Elections Have Survived Pandemics Before: It Happened in 1918

Election updates: Tuesday, April 28 – Hillary Clinton endorsed Joe Biden. Wednesday, April 8 – Senator Bernie Sanders suspended his presidential campaign, paving the way forward for Joe Biden to win the democratic nomination. Tuesday, April 14 –  Former President Barack Obama endorsed Joe Biden. Wednesday, April 15 – Senator Elizabeth Warren, who also ran for the democratic nomination, endorsed Biden. April 15 – Rep Vernon Jones endorsed President Trump 


History books in the United States have widely labeled World War I as one of the main world events that defined 1918. According to the Department of Veteran Affairs, 4.7 million service members died because of the war. In addition to the destruction caused by the war, Spanish Influenza was running rampant worldwide. The Centers for Disease Control and Prevention said this pandemic alone killed 650,000 Americans. The disease arrived on U.S. soil in the spring of that year, months ahead of the midterm election.

The election took place during Woodrow Wilson’s presidency. The Democratic and Republican parties were both vying for control in the House and Senate. A look into The New York Times archives shows that the paper first mentioned the potential presence of the disease in New York in August of that year. “Spanish Influenza Here, Ship Men Say,”  read the front-page headline. In mid-October the headlines read, “My Abandon Campaign: Theatres Closed and Meetings Prohibited Because of Influenza.” States were closing establishments like churches and schools, and cancelling concerts and any activities that drew large gatherings. Because rallies brought in crowds, campaigns sought coverage in newspapers or turned to direct mailing.  

The number of people testing positive for the disease was declining in the northeast (the west had an incrementing number of cases) during the first few days of November. The region lifted quarantine measures and candidates returned to the campaign trail. Researchers suggest civic pride and patriotism from the war influenced plans to proceed with the election. 

On Nov. 5, 1918, around 40 percent of eligible voters — women were not permitted to vote at the time — cast their ballot. Republicans won both the House and Senate. It is unclear if the disease was the main contributor to the turnout. An estimated 2 million soldiers overseas at the time represented a bulk of eligible voters. 


Present Day

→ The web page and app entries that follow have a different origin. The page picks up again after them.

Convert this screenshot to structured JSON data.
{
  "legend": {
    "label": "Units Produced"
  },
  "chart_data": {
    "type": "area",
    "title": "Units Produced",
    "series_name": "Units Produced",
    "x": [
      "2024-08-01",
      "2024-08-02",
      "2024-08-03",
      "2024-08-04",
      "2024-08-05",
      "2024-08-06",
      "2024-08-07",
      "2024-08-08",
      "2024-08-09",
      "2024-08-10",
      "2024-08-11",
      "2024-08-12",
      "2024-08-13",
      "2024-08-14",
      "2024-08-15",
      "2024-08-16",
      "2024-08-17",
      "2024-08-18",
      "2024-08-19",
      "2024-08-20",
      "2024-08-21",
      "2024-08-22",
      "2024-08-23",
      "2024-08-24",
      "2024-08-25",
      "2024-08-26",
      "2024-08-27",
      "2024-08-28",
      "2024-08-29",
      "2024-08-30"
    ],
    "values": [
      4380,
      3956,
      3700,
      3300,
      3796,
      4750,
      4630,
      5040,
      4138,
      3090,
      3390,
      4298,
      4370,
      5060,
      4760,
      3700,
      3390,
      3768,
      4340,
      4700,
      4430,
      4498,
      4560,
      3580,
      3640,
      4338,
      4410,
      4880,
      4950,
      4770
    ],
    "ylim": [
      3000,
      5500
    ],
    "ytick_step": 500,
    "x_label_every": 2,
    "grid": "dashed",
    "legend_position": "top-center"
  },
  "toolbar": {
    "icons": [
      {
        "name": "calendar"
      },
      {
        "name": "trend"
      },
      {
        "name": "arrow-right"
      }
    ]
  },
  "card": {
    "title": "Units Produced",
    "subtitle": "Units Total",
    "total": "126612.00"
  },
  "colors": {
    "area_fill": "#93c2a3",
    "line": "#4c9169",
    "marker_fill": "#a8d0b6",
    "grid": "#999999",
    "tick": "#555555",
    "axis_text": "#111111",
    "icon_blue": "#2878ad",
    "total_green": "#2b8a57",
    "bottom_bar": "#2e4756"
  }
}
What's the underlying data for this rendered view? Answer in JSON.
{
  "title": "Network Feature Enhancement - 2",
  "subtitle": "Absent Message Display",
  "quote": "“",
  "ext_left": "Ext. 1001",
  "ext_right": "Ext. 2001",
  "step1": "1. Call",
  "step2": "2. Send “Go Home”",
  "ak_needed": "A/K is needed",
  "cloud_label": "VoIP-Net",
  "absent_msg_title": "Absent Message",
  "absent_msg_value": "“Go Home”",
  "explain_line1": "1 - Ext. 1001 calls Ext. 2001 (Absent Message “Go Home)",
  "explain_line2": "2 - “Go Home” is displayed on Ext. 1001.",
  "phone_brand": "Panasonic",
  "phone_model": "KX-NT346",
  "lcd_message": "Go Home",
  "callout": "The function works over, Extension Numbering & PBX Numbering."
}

Similar to 1918, today schools, stores and many other places are closed to prevent large gatherings. One of the main differences between presidential elections now and those in 1918 is that campaigns have the ability to go virtual. Election Day is just seven months away. 

As the presumptive Democratic nominee, Joe Biden — in lieu of physical rallies — is focusing on the internet for campaigning. He has held virtual town halls, online fireside chats from his basement in his home state of Delaware with donors, roundtables called “Happy Hour with Joe Biden” and has also added the title of “podcaster” under his belt with his “Here is the Deal” podcast, which has featured guests such as former presidential running-mate Senator Amy Klobuchar. Biden is also receiving virtual campaign support from his wife, Jill Biden, who will begin hosting her own virtual events on Wednesday.

President Trump has launched virtual events featuring his son Donald Trump Jr. and virtual coalition meetings, with the next meeting scheduled for Wednesday. According to an investigation by The Guardian, Trump’s campaign has also heavily relied on Facebook ads, having spent $20 million in an effort to reach the platform’s customers. The campaign is also keeping up with the times as several media outlets have reported that the campaign has ordered branded face masks.


How will voting take place? 

Some states are currently using mail ballots for their primary elections. It is still unknown  whether mail voting will be used for this year’s presidential election.